F. Scott Fitzgerald obviously wasn’t thinking of Peter Schneider when he wrote that there are no second acts in American lives.
After leaving his Disney prexy job in 2001, Schneider has refashioned himself as a legit director. Last year, he helmed tuner “Grand Hotel” at the Colony Studio Theater in Burbank. No one-hit wonder, he has now lined up a number of follow-up projects.
This week, he begins rehearsals on a revival of Marc Blitzstein’s 1949 opera “Regina,” based on Lillian Hellman’s “The Little Foxes,” at Bard College. He has commissioned Valerie Martin to adapt her 2002 novel about slavery, “Property,” into a stage play, which he will workshop in spring 2006.
And as for the really big time, there is the musical version of “Sister Act,” being written by composer Alan Menken, lyricist Glenn Slater and book writers Cheri and Bill Steinkellner. In a switch for Disney, the studio is licensing one of its hit movies and will not produce. Those duties go to Schneider, Michael Reno and Albert Poland.
“Sister Act,” the musical, is under consideration for an October 2006 slot at the Pasadena Playhouse, with Schneider at the helm. Sometime thereafter, Broadway looms.

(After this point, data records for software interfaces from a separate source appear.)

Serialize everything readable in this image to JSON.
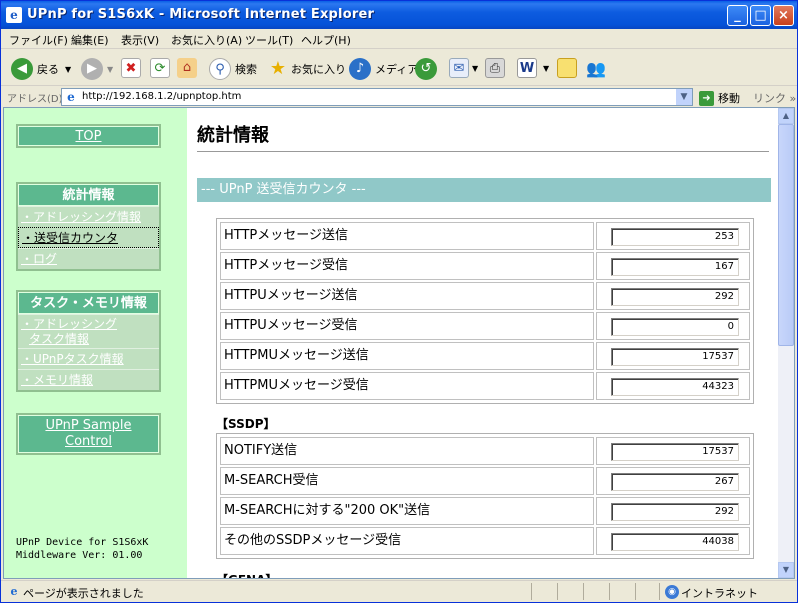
{
  "window": {
    "title": "UPnP for S1S6xK - Microsoft Internet Explorer",
    "controls": {
      "minimize": "_",
      "maximize": "□",
      "close": "×"
    }
  },
  "menu": [
    "ファイル(F)",
    "編集(E)",
    "表示(V)",
    "お気に入り(A)",
    "ツール(T)",
    "ヘルプ(H)"
  ],
  "toolbar": {
    "back": "戻る",
    "search": "検索",
    "favorites": "お気に入り",
    "media": "メディア"
  },
  "address": {
    "label": "アドレス(D)",
    "url": "http://192.168.1.2/upnptop.htm",
    "go": "移動",
    "links": "リンク »"
  },
  "nav": {
    "top": "TOP",
    "stats": {
      "heading": "統計情報",
      "items": [
        "・アドレッシング情報",
        "・送受信カウンタ",
        "・ログ"
      ]
    },
    "task": {
      "heading": "タスク・メモリ情報",
      "item1_line1": "・アドレッシング",
      "item1_line2": "タスク情報",
      "items": [
        "・UPnPタスク情報",
        "・メモリ情報"
      ]
    },
    "sample_line1": "UPnP Sample",
    "sample_line2": "Control",
    "footer_line1": "UPnP Device for S1S6xK",
    "footer_line2": "Middleware Ver: 01.00"
  },
  "main": {
    "title": "統計情報",
    "section": "--- UPnP 送受信カウンタ ---",
    "http_rows": [
      {
        "label": "HTTPメッセージ送信",
        "value": "253"
      },
      {
        "label": "HTTPメッセージ受信",
        "value": "167"
      },
      {
        "label": "HTTPUメッセージ送信",
        "value": "292"
      },
      {
        "label": "HTTPUメッセージ受信",
        "value": "0"
      },
      {
        "label": "HTTPMUメッセージ送信",
        "value": "17537"
      },
      {
        "label": "HTTPMUメッセージ受信",
        "value": "44323"
      }
    ],
    "ssdp_label": "【SSDP】",
    "ssdp_rows": [
      {
        "label": "NOTIFY送信",
        "value": "17537"
      },
      {
        "label": "M-SEARCH受信",
        "value": "267"
      },
      {
        "label": "M-SEARCHに対する\"200 OK\"送信",
        "value": "292"
      },
      {
        "label": "その他のSSDPメッセージ受信",
        "value": "44038"
      }
    ],
    "gena_label": "【GENA】"
  },
  "status": {
    "text": "ページが表示されました",
    "zone": "イントラネット"
  },
  "colors": {
    "nav_bg": "#ccffcc",
    "nav_heading": "#5cb88f",
    "section_bar": "#90c8c8",
    "titlebar": "#0552d8"
  }
}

Regarding his switch to directing, Schneider says, “My desire was to get closer to the artistic process rather than further away from it. Disney was a terrific experience, but as you go further up in the hierarchy, you become less involved in the creative process, and I found that less satisfying.”
Directing for the theater actually brings Schneider back to his first career. In the 1970s, he was a helmer and assistant stage manager at such small nonprofit theaters as Playwrights Horizons, WPA and Circle Rep. While there, he met Susana Meyer, now the opera producer at Bard’s Summerscape Festival. She offered him the Blitzstein project, which runs July 29-Aug. 6 with Lauren Flanigan in the title role.

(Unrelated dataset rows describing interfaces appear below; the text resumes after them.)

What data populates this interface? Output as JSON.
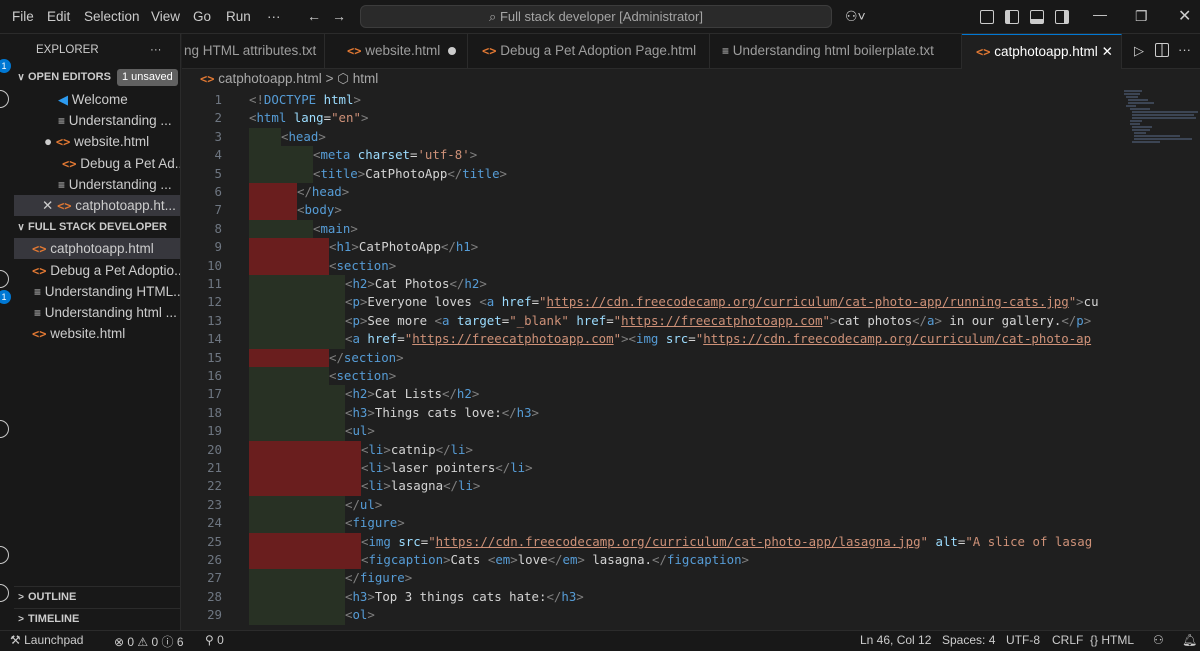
{
  "menu": [
    "File",
    "Edit",
    "Selection",
    "View",
    "Go",
    "Run",
    "···"
  ],
  "command_center": "Full stack developer [Administrator]",
  "explorer": {
    "title": "EXPLORER",
    "more": "···",
    "open_editors": {
      "label": "OPEN EDITORS",
      "badge": "1 unsaved",
      "items": [
        {
          "icon": "vscode-icon",
          "label": "Welcome"
        },
        {
          "icon": "text-file-icon",
          "label": "Understanding ..."
        },
        {
          "icon": "html-file-icon",
          "label": "website.html",
          "dirty": true
        },
        {
          "icon": "html-file-icon",
          "label": "Debug a Pet Ad..."
        },
        {
          "icon": "text-file-icon",
          "label": "Understanding ..."
        },
        {
          "icon": "html-file-icon",
          "label": "catphotoapp.ht...",
          "close": true
        }
      ]
    },
    "folder": {
      "label": "FULL STACK DEVELOPER",
      "items": [
        {
          "icon": "html-file-icon",
          "label": "catphotoapp.html",
          "selected": true
        },
        {
          "icon": "html-file-icon",
          "label": "Debug a Pet Adoptio..."
        },
        {
          "icon": "text-file-icon",
          "label": "Understanding HTML..."
        },
        {
          "icon": "text-file-icon",
          "label": "Understanding html ..."
        },
        {
          "icon": "html-file-icon",
          "label": "website.html"
        }
      ]
    },
    "outline": "OUTLINE",
    "timeline": "TIMELINE"
  },
  "tabs": [
    {
      "icon": "",
      "label": "ng HTML attributes.txt"
    },
    {
      "icon": "<>",
      "label": "website.html",
      "dirty": true
    },
    {
      "icon": "<>",
      "label": "Debug a Pet Adoption Page.html"
    },
    {
      "icon": "≡",
      "label": "Understanding html boilerplate.txt"
    },
    {
      "icon": "<>",
      "label": "catphotoapp.html",
      "active": true
    }
  ],
  "breadcrumb": {
    "file": "catphotoapp.html",
    "sep": ">",
    "symbol": "html"
  },
  "code_lines": [
    {
      "n": "1",
      "html": "<span class=\"p\">&lt;!</span><span class=\"t\">DOCTYPE</span> <span class=\"a\">html</span><span class=\"p\">&gt;</span>"
    },
    {
      "n": "2",
      "html": "<span class=\"p\">&lt;</span><span class=\"t\">html</span> <span class=\"a\">lang</span><span class=\"x\">=</span><span class=\"s\">\"en\"</span><span class=\"p\">&gt;</span>"
    },
    {
      "n": "3",
      "html": "<span class=\"g gg\"></span><span class=\"g gg\"></span><span class=\"p\">&lt;</span><span class=\"t\">head</span><span class=\"p\">&gt;</span>"
    },
    {
      "n": "4",
      "html": "<span class=\"g gg\"></span><span class=\"g gg\"></span><span class=\"g gg\"></span><span class=\"g gg\"></span><span class=\"p\">&lt;</span><span class=\"t\">meta</span> <span class=\"a\">charset</span><span class=\"x\">=</span><span class=\"s\">'utf-8'</span><span class=\"p\">&gt;</span>"
    },
    {
      "n": "5",
      "html": "<span class=\"g gg\"></span><span class=\"g gg\"></span><span class=\"g gg\"></span><span class=\"g gg\"></span><span class=\"p\">&lt;</span><span class=\"t\">title</span><span class=\"p\">&gt;</span><span class=\"x\">CatPhotoApp</span><span class=\"p\">&lt;/</span><span class=\"t\">title</span><span class=\"p\">&gt;</span>"
    },
    {
      "n": "6",
      "html": "<span class=\"g gr\"></span><span class=\"g gr\"></span><span class=\"g gr\"></span><span class=\"p\">&lt;/</span><span class=\"t\">head</span><span class=\"p\">&gt;</span>"
    },
    {
      "n": "7",
      "html": "<span class=\"g gr\"></span><span class=\"g gr\"></span><span class=\"g gr\"></span><span class=\"p\">&lt;</span><span class=\"t\">body</span><span class=\"p\">&gt;</span>"
    },
    {
      "n": "8",
      "html": "<span class=\"g gg\"></span><span class=\"g gg\"></span><span class=\"g gg\"></span><span class=\"g gg\"></span><span class=\"p\">&lt;</span><span class=\"t\">main</span><span class=\"p\">&gt;</span>"
    },
    {
      "n": "9",
      "html": "<span class=\"g gr\"></span><span class=\"g gr\"></span><span class=\"g gr\"></span><span class=\"g gr\"></span><span class=\"g gr\"></span><span class=\"p\">&lt;</span><span class=\"t\">h1</span><span class=\"p\">&gt;</span><span class=\"x\">CatPhotoApp</span><span class=\"p\">&lt;/</span><span class=\"t\">h1</span><span class=\"p\">&gt;</span>"
    },
    {
      "n": "10",
      "html": "<span class=\"g gr\"></span><span class=\"g gr\"></span><span class=\"g gr\"></span><span class=\"g gr\"></span><span class=\"g gr\"></span><span class=\"p\">&lt;</span><span class=\"t\">section</span><span class=\"p\">&gt;</span>"
    },
    {
      "n": "11",
      "html": "<span class=\"g gg\"></span><span class=\"g gg\"></span><span class=\"g gg\"></span><span class=\"g gg\"></span><span class=\"g gg\"></span><span class=\"g gg\"></span><span class=\"p\">&lt;</span><span class=\"t\">h2</span><span class=\"p\">&gt;</span><span class=\"x\">Cat Photos</span><span class=\"p\">&lt;/</span><span class=\"t\">h2</span><span class=\"p\">&gt;</span>"
    },
    {
      "n": "12",
      "html": "<span class=\"g gg\"></span><span class=\"g gg\"></span><span class=\"g gg\"></span><span class=\"g gg\"></span><span class=\"g gg\"></span><span class=\"g gg\"></span><span class=\"p\">&lt;</span><span class=\"t\">p</span><span class=\"p\">&gt;</span><span class=\"x\">Everyone loves </span><span class=\"p\">&lt;</span><span class=\"t\">a</span> <span class=\"a\">href</span><span class=\"x\">=</span><span class=\"s\">\"</span><span class=\"u\">https://cdn.freecodecamp.org/curriculum/cat-photo-app/running-cats.jpg</span><span class=\"s\">\"</span><span class=\"p\">&gt;</span><span class=\"x\">cu</span>"
    },
    {
      "n": "13",
      "html": "<span class=\"g gg\"></span><span class=\"g gg\"></span><span class=\"g gg\"></span><span class=\"g gg\"></span><span class=\"g gg\"></span><span class=\"g gg\"></span><span class=\"p\">&lt;</span><span class=\"t\">p</span><span class=\"p\">&gt;</span><span class=\"x\">See more </span><span class=\"p\">&lt;</span><span class=\"t\">a</span> <span class=\"a\">target</span><span class=\"x\">=</span><span class=\"s\">\"_blank\"</span> <span class=\"a\">href</span><span class=\"x\">=</span><span class=\"s\">\"</span><span class=\"u\">https://freecatphotoapp.com</span><span class=\"s\">\"</span><span class=\"p\">&gt;</span><span class=\"x\">cat photos</span><span class=\"p\">&lt;/</span><span class=\"t\">a</span><span class=\"p\">&gt;</span><span class=\"x\"> in our gallery.</span><span class=\"p\">&lt;/</span><span class=\"t\">p</span><span class=\"p\">&gt;</span>"
    },
    {
      "n": "14",
      "html": "<span class=\"g gg\"></span><span class=\"g gg\"></span><span class=\"g gg\"></span><span class=\"g gg\"></span><span class=\"g gg\"></span><span class=\"g gg\"></span><span class=\"p\">&lt;</span><span class=\"t\">a</span> <span class=\"a\">href</span><span class=\"x\">=</span><span class=\"s\">\"</span><span class=\"u\">https://freecatphotoapp.com</span><span class=\"s\">\"</span><span class=\"p\">&gt;&lt;</span><span class=\"t\">img</span> <span class=\"a\">src</span><span class=\"x\">=</span><span class=\"s\">\"</span><span class=\"u\">https://cdn.freecodecamp.org/curriculum/cat-photo-ap</span>"
    },
    {
      "n": "15",
      "html": "<span class=\"g gr\"></span><span class=\"g gr\"></span><span class=\"g gr\"></span><span class=\"g gr\"></span><span class=\"g gr\"></span><span class=\"p\">&lt;/</span><span class=\"t\">section</span><span class=\"p\">&gt;</span>"
    },
    {
      "n": "16",
      "html": "<span class=\"g gg\"></span><span class=\"g gg\"></span><span class=\"g gg\"></span><span class=\"g gg\"></span><span class=\"g gg\"></span><span class=\"p\">&lt;</span><span class=\"t\">section</span><span class=\"p\">&gt;</span>"
    },
    {
      "n": "17",
      "html": "<span class=\"g gg\"></span><span class=\"g gg\"></span><span class=\"g gg\"></span><span class=\"g gg\"></span><span class=\"g gg\"></span><span class=\"g gg\"></span><span class=\"p\">&lt;</span><span class=\"t\">h2</span><span class=\"p\">&gt;</span><span class=\"x\">Cat Lists</span><span class=\"p\">&lt;/</span><span class=\"t\">h2</span><span class=\"p\">&gt;</span>"
    },
    {
      "n": "18",
      "html": "<span class=\"g gg\"></span><span class=\"g gg\"></span><span class=\"g gg\"></span><span class=\"g gg\"></span><span class=\"g gg\"></span><span class=\"g gg\"></span><span class=\"p\">&lt;</span><span class=\"t\">h3</span><span class=\"p\">&gt;</span><span class=\"x\">Things cats love:</span><span class=\"p\">&lt;/</span><span class=\"t\">h3</span><span class=\"p\">&gt;</span>"
    },
    {
      "n": "19",
      "html": "<span class=\"g gg\"></span><span class=\"g gg\"></span><span class=\"g gg\"></span><span class=\"g gg\"></span><span class=\"g gg\"></span><span class=\"g gg\"></span><span class=\"p\">&lt;</span><span class=\"t\">ul</span><span class=\"p\">&gt;</span>"
    },
    {
      "n": "20",
      "html": "<span class=\"g gr\"></span><span class=\"g gr\"></span><span class=\"g gr\"></span><span class=\"g gr\"></span><span class=\"g gr\"></span><span class=\"g gr\"></span><span class=\"g gr\"></span><span class=\"p\">&lt;</span><span class=\"t\">li</span><span class=\"p\">&gt;</span><span class=\"x\">catnip</span><span class=\"p\">&lt;/</span><span class=\"t\">li</span><span class=\"p\">&gt;</span>"
    },
    {
      "n": "21",
      "html": "<span class=\"g gr\"></span><span class=\"g gr\"></span><span class=\"g gr\"></span><span class=\"g gr\"></span><span class=\"g gr\"></span><span class=\"g gr\"></span><span class=\"g gr\"></span><span class=\"p\">&lt;</span><span class=\"t\">li</span><span class=\"p\">&gt;</span><span class=\"x\">laser pointers</span><span class=\"p\">&lt;/</span><span class=\"t\">li</span><span class=\"p\">&gt;</span>"
    },
    {
      "n": "22",
      "html": "<span class=\"g gr\"></span><span class=\"g gr\"></span><span class=\"g gr\"></span><span class=\"g gr\"></span><span class=\"g gr\"></span><span class=\"g gr\"></span><span class=\"g gr\"></span><span class=\"p\">&lt;</span><span class=\"t\">li</span><span class=\"p\">&gt;</span><span class=\"x\">lasagna</span><span class=\"p\">&lt;/</span><span class=\"t\">li</span><span class=\"p\">&gt;</span>"
    },
    {
      "n": "23",
      "html": "<span class=\"g gg\"></span><span class=\"g gg\"></span><span class=\"g gg\"></span><span class=\"g gg\"></span><span class=\"g gg\"></span><span class=\"g gg\"></span><span class=\"p\">&lt;/</span><span class=\"t\">ul</span><span class=\"p\">&gt;</span>"
    },
    {
      "n": "24",
      "html": "<span class=\"g gg\"></span><span class=\"g gg\"></span><span class=\"g gg\"></span><span class=\"g gg\"></span><span class=\"g gg\"></span><span class=\"g gg\"></span><span class=\"p\">&lt;</span><span class=\"t\">figure</span><span class=\"p\">&gt;</span>"
    },
    {
      "n": "25",
      "html": "<span class=\"g gr\"></span><span class=\"g gr\"></span><span class=\"g gr\"></span><span class=\"g gr\"></span><span class=\"g gr\"></span><span class=\"g gr\"></span><span class=\"g gr\"></span><span class=\"p\">&lt;</span><span class=\"t\">img</span> <span class=\"a\">src</span><span class=\"x\">=</span><span class=\"s\">\"</span><span class=\"u\">https://cdn.freecodecamp.org/curriculum/cat-photo-app/lasagna.jpg</span><span class=\"s\">\"</span> <span class=\"a\">alt</span><span class=\"x\">=</span><span class=\"s\">\"A slice of lasag</span>"
    },
    {
      "n": "26",
      "html": "<span class=\"g gr\"></span><span class=\"g gr\"></span><span class=\"g gr\"></span><span class=\"g gr\"></span><span class=\"g gr\"></span><span class=\"g gr\"></span><span class=\"g gr\"></span><span class=\"p\">&lt;</span><span class=\"t\">figcaption</span><span class=\"p\">&gt;</span><span class=\"x\">Cats </span><span class=\"p\">&lt;</span><span class=\"t\">em</span><span class=\"p\">&gt;</span><span class=\"x\">love</span><span class=\"p\">&lt;/</span><span class=\"t\">em</span><span class=\"p\">&gt;</span><span class=\"x\"> lasagna.</span><span class=\"p\">&lt;/</span><span class=\"t\">figcaption</span><span class=\"p\">&gt;</span>"
    },
    {
      "n": "27",
      "html": "<span class=\"g gg\"></span><span class=\"g gg\"></span><span class=\"g gg\"></span><span class=\"g gg\"></span><span class=\"g gg\"></span><span class=\"g gg\"></span><span class=\"p\">&lt;/</span><span class=\"t\">figure</span><span class=\"p\">&gt;</span>"
    },
    {
      "n": "28",
      "html": "<span class=\"g gg\"></span><span class=\"g gg\"></span><span class=\"g gg\"></span><span class=\"g gg\"></span><span class=\"g gg\"></span><span class=\"g gg\"></span><span class=\"p\">&lt;</span><span class=\"t\">h3</span><span class=\"p\">&gt;</span><span class=\"x\">Top 3 things cats hate:</span><span class=\"p\">&lt;/</span><span class=\"t\">h3</span><span class=\"p\">&gt;</span>"
    },
    {
      "n": "29",
      "html": "<span class=\"g gg\"></span><span class=\"g gg\"></span><span class=\"g gg\"></span><span class=\"g gg\"></span><span class=\"g gg\"></span><span class=\"g gg\"></span><span class=\"p\">&lt;</span><span class=\"t\">ol</span><span class=\"p\">&gt;</span>"
    }
  ],
  "status": {
    "launchpad": "Launchpad",
    "problems": "⊗ 0 ⚠ 0 ⓘ 6",
    "ports": "0",
    "cursor": "Ln 46, Col 12",
    "spaces": "Spaces: 4",
    "encoding": "UTF-8",
    "eol": "CRLF",
    "language": "HTML"
  },
  "colors": {
    "accent": "#0078d4",
    "added": "#283124",
    "removed": "#6a1e1e",
    "html_icon": "#e37933"
  }
}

If “Sister Act” is the biggest project on Schneider’s plate, then “Regina” remains his grandest departure. “I’ve never directed an opera, and I am truly fearful with excitement,” he says. “I don’t worry about the success of these things. I worry about the doing of them.”
Calling all play doctors!
“The Mambo Kings” may be dancing to a new beat with an emergency rescue team of creatives. In talks to offer their help to the troubled tuner are director-choreographer Jerry Mitchell, book writer David Ives and lyricist-composer Jason Robert Brown.
Earlier this month, “The Mambo Kings” opened to downbeat reviews in San Francisco, where it had its pre-Broadway run. The critics were pretty unanimous in not caring for the contributions of composer Carlos Franzetti and Arne Glimcher, who is director, lyricist and co-book writer with Oscar Hijuelos, who wrote the original “Mambo Kings” novel.
The Broadway veteran of this group is Sergio Trujillo, who received high marks from the West Coast crix for his choreography. Even on paper, the original “Mambo” team looked like a risky proposition for Broadway success. There were too many debutantes. Also, triple threats like Glimcher always have a way of turning into singular threats to their shows. His major qualification for this tuner appears to be that he produced and directed the 1992 film version of Hijuelos’ novel. But movies aren’t stage musicals.